It was a fitful sleep last night. The construction site echoed, bits of plastic flapping and sounding like footsteps in the dark. I woke at one point and saw the silloutte of a small dog sniffing cautiously about an arm’s lenth away. At first light, about 5:50am I made my departure into the day, still tired from the bad sleep.
I certainly hadn’t overdone it yesterday, but today my legs were hurting. Perhaps it was due to the large amount of cycling I have done over the last few months, but my calves and thighs were OK. It were those small balancing muscles at my hips and groin that were sore. I figure that they’ll toughen up with time though.
After 30 minutes of pushing, I spied some big fat blackberries on the side of the road, growing wild. They were high up on an embankment, so I only managed to get some of the lower hanging ones. They would tide me through until I got to Lausanne, where I intented to buy some breakfast.
Lausanne is a very hilly city. Not condusive to skateboarding at all. Especially when your groin muscles hurt. I walked up the hills in the rain that had started to fall. No point in pushing too hard yet.
I stopped in at a Migros shopping centre and bought oats, ground coconut, pasta, raisins and peanuts. I have never considered ground coconut as an option before, but it is super cheap, with almost 650 kcal per 100g. Easily digested, and it weighs less than olive oil. Adding a couple of tablespoons of coconut to my oatmeal really bumps up the energy value, and it tastes great.
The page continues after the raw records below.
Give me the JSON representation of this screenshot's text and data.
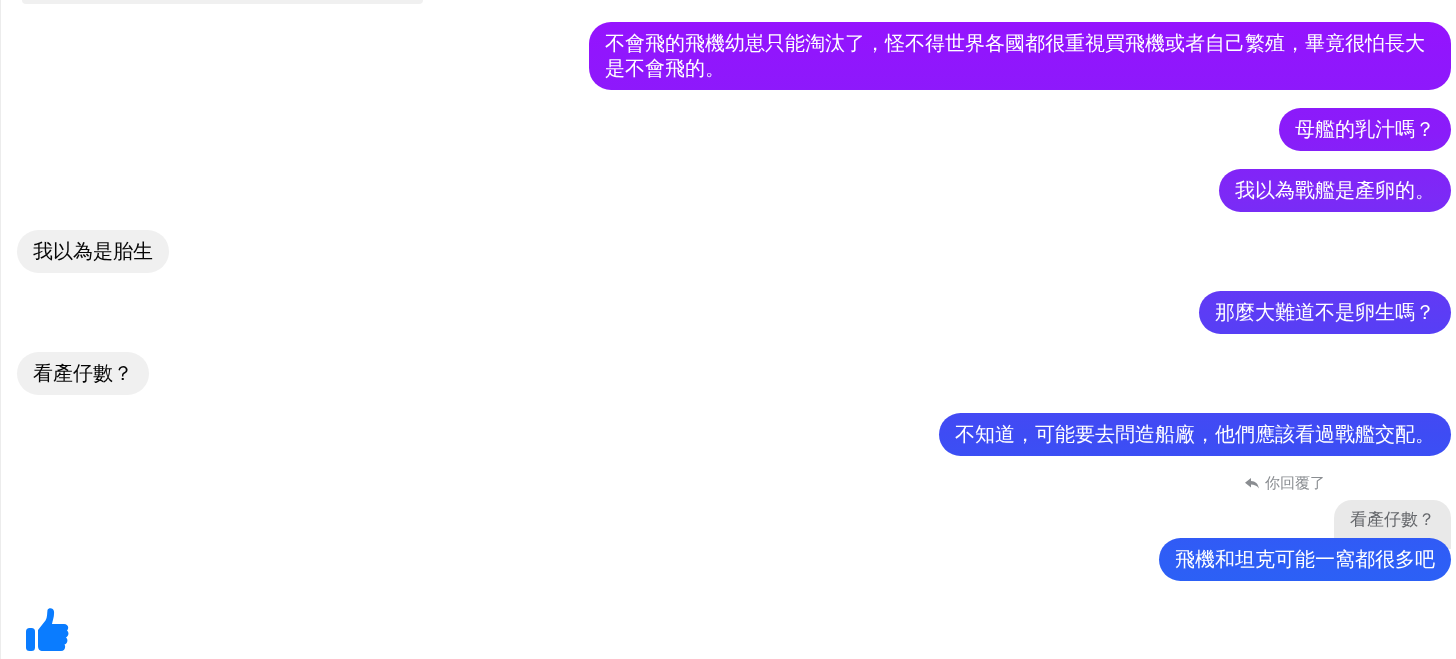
{
  "conversation": {
    "messages": [
      {
        "kind": "clipped",
        "outgoing": false
      },
      {
        "kind": "text",
        "outgoing": true,
        "text": "不會飛的飛機幼崽只能淘汰了，怪不得世界各國都很重視買飛機或者自己繁殖，畢竟很怕長大是不會飛的。"
      },
      {
        "kind": "text",
        "outgoing": true,
        "text": "母艦的乳汁嗎？"
      },
      {
        "kind": "text",
        "outgoing": true,
        "text": "我以為戰艦是產卵的。"
      },
      {
        "kind": "text",
        "outgoing": false,
        "text": "我以為是胎生"
      },
      {
        "kind": "text",
        "outgoing": true,
        "text": "那麼大難道不是卵生嗎？"
      },
      {
        "kind": "text",
        "outgoing": false,
        "text": "看產仔數？"
      },
      {
        "kind": "text",
        "outgoing": true,
        "text": "不知道，可能要去問造船廠，他們應該看過戰艦交配。"
      },
      {
        "kind": "reply",
        "outgoing": true,
        "reply_label": "你回覆了",
        "quoted": "看產仔數？",
        "text": "飛機和坦克可能一窩都很多吧"
      },
      {
        "kind": "like",
        "outgoing": false
      }
    ]
  }
}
As I was nearing Lausanne, showers of rain were coming in 20 minutes apart. I would cower under a tree for 10 minutes waiting for the rain to stop before carrying on. Find me a manufaturer of fully sealed bearings for skateboards that are watertight, and you’ll be my hero.
The plan for today was to visit some skateboard shops in Lausanne to find a skate tool (adjusts the various bolts on a skateboard), and to get in contact with Heidi, a teacher from the International School of Lausanne. Heidi had been a teacher with the last group of students at the Village Camps camp in Leysin. Her and her huband live in Lausanne and had offered to let me stay when I arrived.
I found the skateshops (dismally stocked when it came to practical stuff like tools – more about fashion than anything esle), found the tool I was looking for, and got in touch with Heidi.
Heidi and her husband, Alex, took me in and fed me and gave me a bed for the night. A great end to a somewhat tiring day.